• [What to do] These entries are to be set down again exactly.

=== Source information ===

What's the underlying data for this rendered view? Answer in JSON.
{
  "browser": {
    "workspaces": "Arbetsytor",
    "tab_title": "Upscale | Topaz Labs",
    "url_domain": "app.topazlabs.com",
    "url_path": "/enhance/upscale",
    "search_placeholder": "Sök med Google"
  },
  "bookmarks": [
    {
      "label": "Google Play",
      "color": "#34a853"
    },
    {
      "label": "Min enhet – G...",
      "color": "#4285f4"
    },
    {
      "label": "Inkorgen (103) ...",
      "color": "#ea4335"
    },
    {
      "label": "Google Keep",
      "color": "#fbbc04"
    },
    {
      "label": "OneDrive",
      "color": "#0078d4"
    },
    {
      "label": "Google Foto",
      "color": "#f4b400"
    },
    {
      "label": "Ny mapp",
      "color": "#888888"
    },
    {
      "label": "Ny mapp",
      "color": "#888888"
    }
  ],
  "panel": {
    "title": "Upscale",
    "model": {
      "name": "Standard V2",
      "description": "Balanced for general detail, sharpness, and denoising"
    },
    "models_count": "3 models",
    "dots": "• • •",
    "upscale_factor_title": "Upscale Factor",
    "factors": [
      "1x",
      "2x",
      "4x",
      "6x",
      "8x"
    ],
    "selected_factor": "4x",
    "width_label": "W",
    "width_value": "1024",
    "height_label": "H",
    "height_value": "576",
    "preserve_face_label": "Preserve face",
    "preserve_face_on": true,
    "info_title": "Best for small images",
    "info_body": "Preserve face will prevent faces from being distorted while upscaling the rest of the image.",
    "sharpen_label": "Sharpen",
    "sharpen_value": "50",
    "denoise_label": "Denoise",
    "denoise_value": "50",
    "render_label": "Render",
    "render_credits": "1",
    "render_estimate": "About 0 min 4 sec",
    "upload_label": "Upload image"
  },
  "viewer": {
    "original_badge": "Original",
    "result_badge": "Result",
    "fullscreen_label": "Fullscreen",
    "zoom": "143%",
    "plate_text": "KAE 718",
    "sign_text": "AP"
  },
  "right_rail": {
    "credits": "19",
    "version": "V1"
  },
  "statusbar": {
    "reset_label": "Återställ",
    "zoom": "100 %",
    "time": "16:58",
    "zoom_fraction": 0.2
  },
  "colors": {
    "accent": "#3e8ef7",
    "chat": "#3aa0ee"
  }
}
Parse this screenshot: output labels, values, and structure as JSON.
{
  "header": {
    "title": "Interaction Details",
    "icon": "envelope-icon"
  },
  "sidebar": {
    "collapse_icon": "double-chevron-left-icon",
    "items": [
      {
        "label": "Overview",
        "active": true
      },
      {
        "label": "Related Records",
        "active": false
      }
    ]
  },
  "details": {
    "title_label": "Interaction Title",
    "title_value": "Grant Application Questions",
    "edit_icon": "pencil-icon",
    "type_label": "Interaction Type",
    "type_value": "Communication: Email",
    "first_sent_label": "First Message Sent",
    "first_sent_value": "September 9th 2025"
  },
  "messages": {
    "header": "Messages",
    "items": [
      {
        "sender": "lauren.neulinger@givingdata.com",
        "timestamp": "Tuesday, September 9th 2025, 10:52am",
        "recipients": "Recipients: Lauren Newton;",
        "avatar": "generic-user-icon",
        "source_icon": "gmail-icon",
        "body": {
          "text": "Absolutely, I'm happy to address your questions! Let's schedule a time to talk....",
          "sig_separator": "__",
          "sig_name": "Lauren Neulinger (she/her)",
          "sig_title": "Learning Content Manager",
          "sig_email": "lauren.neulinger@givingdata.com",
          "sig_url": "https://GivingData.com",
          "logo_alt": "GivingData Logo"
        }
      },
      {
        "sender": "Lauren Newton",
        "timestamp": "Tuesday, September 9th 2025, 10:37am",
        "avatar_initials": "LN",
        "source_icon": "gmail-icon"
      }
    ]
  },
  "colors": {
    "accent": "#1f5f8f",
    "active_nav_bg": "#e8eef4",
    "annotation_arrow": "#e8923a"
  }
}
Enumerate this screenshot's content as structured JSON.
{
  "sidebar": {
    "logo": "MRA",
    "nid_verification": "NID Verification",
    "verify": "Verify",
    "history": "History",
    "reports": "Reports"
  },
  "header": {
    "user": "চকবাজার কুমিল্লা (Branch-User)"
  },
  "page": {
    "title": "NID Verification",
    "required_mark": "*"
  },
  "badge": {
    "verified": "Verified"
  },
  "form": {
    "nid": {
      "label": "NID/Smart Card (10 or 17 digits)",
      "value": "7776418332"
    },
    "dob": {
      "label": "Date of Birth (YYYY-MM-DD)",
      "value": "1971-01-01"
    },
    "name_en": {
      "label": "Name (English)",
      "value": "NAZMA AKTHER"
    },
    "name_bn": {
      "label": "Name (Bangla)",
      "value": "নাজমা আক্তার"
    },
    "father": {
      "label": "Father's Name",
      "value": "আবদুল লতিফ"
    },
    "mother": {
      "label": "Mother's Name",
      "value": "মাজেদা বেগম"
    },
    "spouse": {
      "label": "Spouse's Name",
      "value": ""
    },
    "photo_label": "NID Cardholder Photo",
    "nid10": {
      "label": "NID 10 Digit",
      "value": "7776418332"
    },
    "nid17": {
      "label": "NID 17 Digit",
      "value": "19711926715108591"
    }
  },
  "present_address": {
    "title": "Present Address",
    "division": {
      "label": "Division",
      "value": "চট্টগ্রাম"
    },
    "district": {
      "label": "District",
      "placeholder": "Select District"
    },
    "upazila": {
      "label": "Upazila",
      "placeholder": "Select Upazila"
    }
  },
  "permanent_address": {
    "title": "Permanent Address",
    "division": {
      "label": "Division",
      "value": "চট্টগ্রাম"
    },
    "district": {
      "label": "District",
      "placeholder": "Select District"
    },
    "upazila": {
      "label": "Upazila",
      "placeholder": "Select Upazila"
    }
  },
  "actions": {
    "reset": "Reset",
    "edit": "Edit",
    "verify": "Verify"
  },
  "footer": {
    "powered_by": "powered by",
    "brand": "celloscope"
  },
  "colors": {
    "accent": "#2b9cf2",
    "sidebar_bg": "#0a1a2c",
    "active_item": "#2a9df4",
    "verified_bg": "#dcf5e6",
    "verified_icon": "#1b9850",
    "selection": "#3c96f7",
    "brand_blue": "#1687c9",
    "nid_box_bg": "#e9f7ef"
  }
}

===

• [Written solution]
What's the underlying data for this rendered view? Answer in JSON.
{
  "browser": {
    "workspaces": "Arbetsytor",
    "tab_title": "Upscale | Topaz Labs",
    "url_domain": "app.topazlabs.com",
    "url_path": "/enhance/upscale",
    "search_placeholder": "Sök med Google"
  },
  "bookmarks": [
    {
      "label": "Google Play",
      "color": "#34a853"
    },
    {
      "label": "Min enhet – G...",
      "color": "#4285f4"
    },
    {
      "label": "Inkorgen (103) ...",
      "color": "#ea4335"
    },
    {
      "label": "Google Keep",
      "color": "#fbbc04"
    },
    {
      "label": "OneDrive",
      "color": "#0078d4"
    },
    {
      "label": "Google Foto",
      "color": "#f4b400"
    },
    {
      "label": "Ny mapp",
      "color": "#888888"
    },
    {
      "label": "Ny mapp",
      "color": "#888888"
    }
  ],
  "panel": {
    "title": "Upscale",
    "model": {
      "name": "Standard V2",
      "description": "Balanced for general detail, sharpness, and denoising"
    },
    "models_count": "3 models",
    "dots": "• • •",
    "upscale_factor_title": "Upscale Factor",
    "factors": [
      "1x",
      "2x",
      "4x",
      "6x",
      "8x"
    ],
    "selected_factor": "4x",
    "width_label": "W",
    "width_value": "1024",
    "height_label": "H",
    "height_value": "576",
    "preserve_face_label": "Preserve face",
    "preserve_face_on": true,
    "info_title": "Best for small images",
    "info_body": "Preserve face will prevent faces from being distorted while upscaling the rest of the image.",
    "sharpen_label": "Sharpen",
    "sharpen_value": "50",
    "denoise_label": "Denoise",
    "denoise_value": "50",
    "render_label": "Render",
    "render_credits": "1",
    "render_estimate": "About 0 min 4 sec",
    "upload_label": "Upload image"
  },
  "viewer": {
    "original_badge": "Original",
    "result_badge": "Result",
    "fullscreen_label": "Fullscreen",
    "zoom": "143%",
    "plate_text": "KAE 718",
    "sign_text": "AP"
  },
  "right_rail": {
    "credits": "19",
    "version": "V1"
  },
  "statusbar": {
    "reset_label": "Återställ",
    "zoom": "100 %",
    "time": "16:58",
    "zoom_fraction": 0.2
  },
  "colors": {
    "accent": "#3e8ef7",
    "chat": "#3aa0ee"
  }
}
Parse this screenshot: output labels, values, and structure as JSON.
{
  "header": {
    "title": "Interaction Details",
    "icon": "envelope-icon"
  },
  "sidebar": {
    "collapse_icon": "double-chevron-left-icon",
    "items": [
      {
        "label": "Overview",
        "active": true
      },
      {
        "label": "Related Records",
        "active": false
      }
    ]
  },
  "details": {
    "title_label": "Interaction Title",
    "title_value": "Grant Application Questions",
    "edit_icon": "pencil-icon",
    "type_label": "Interaction Type",
    "type_value": "Communication: Email",
    "first_sent_label": "First Message Sent",
    "first_sent_value": "September 9th 2025"
  },
  "messages": {
    "header": "Messages",
    "items": [
      {
        "sender": "lauren.neulinger@givingdata.com",
        "timestamp": "Tuesday, September 9th 2025, 10:52am",
        "recipients": "Recipients: Lauren Newton;",
        "avatar": "generic-user-icon",
        "source_icon": "gmail-icon",
        "body": {
          "text": "Absolutely, I'm happy to address your questions! Let's schedule a time to talk....",
          "sig_separator": "__",
          "sig_name": "Lauren Neulinger (she/her)",
          "sig_title": "Learning Content Manager",
          "sig_email": "lauren.neulinger@givingdata.com",
          "sig_url": "https://GivingData.com",
          "logo_alt": "GivingData Logo"
        }
      },
      {
        "sender": "Lauren Newton",
        "timestamp": "Tuesday, September 9th 2025, 10:37am",
        "avatar_initials": "LN",
        "source_icon": "gmail-icon"
      }
    ]
  },
  "colors": {
    "accent": "#1f5f8f",
    "active_nav_bg": "#e8eef4",
    "annotation_arrow": "#e8923a"
  }
}
Enumerate this screenshot's content as structured JSON.
{
  "sidebar": {
    "logo": "MRA",
    "nid_verification": "NID Verification",
    "verify": "Verify",
    "history": "History",
    "reports": "Reports"
  },
  "header": {
    "user": "চকবাজার কুমিল্লা (Branch-User)"
  },
  "page": {
    "title": "NID Verification",
    "required_mark": "*"
  },
  "badge": {
    "verified": "Verified"
  },
  "form": {
    "nid": {
      "label": "NID/Smart Card (10 or 17 digits)",
      "value": "7776418332"
    },
    "dob": {
      "label": "Date of Birth (YYYY-MM-DD)",
      "value": "1971-01-01"
    },
    "name_en": {
      "label": "Name (English)",
      "value": "NAZMA AKTHER"
    },
    "name_bn": {
      "label": "Name (Bangla)",
      "value": "নাজমা আক্তার"
    },
    "father": {
      "label": "Father's Name",
      "value": "আবদুল লতিফ"
    },
    "mother": {
      "label": "Mother's Name",
      "value": "মাজেদা বেগম"
    },
    "spouse": {
      "label": "Spouse's Name",
      "value": ""
    },
    "photo_label": "NID Cardholder Photo",
    "nid10": {
      "label": "NID 10 Digit",
      "value": "7776418332"
    },
    "nid17": {
      "label": "NID 17 Digit",
      "value": "19711926715108591"
    }
  },
  "present_address": {
    "title": "Present Address",
    "division": {
      "label": "Division",
      "value": "চট্টগ্রাম"
    },
    "district": {
      "label": "District",
      "placeholder": "Select District"
    },
    "upazila": {
      "label": "Upazila",
      "placeholder": "Select Upazila"
    }
  },
  "permanent_address": {
    "title": "Permanent Address",
    "division": {
      "label": "Division",
      "value": "চট্টগ্রাম"
    },
    "district": {
      "label": "District",
      "placeholder": "Select District"
    },
    "upazila": {
      "label": "Upazila",
      "placeholder": "Select Upazila"
    }
  },
  "actions": {
    "reset": "Reset",
    "edit": "Edit",
    "verify": "Verify"
  },
  "footer": {
    "powered_by": "powered by",
    "brand": "celloscope"
  },
  "colors": {
    "accent": "#2b9cf2",
    "sidebar_bg": "#0a1a2c",
    "active_item": "#2a9df4",
    "verified_bg": "#dcf5e6",
    "verified_icon": "#1b9850",
    "selection": "#3c96f7",
    "brand_blue": "#1687c9",
    "nid_box_bg": "#e9f7ef"
  }
}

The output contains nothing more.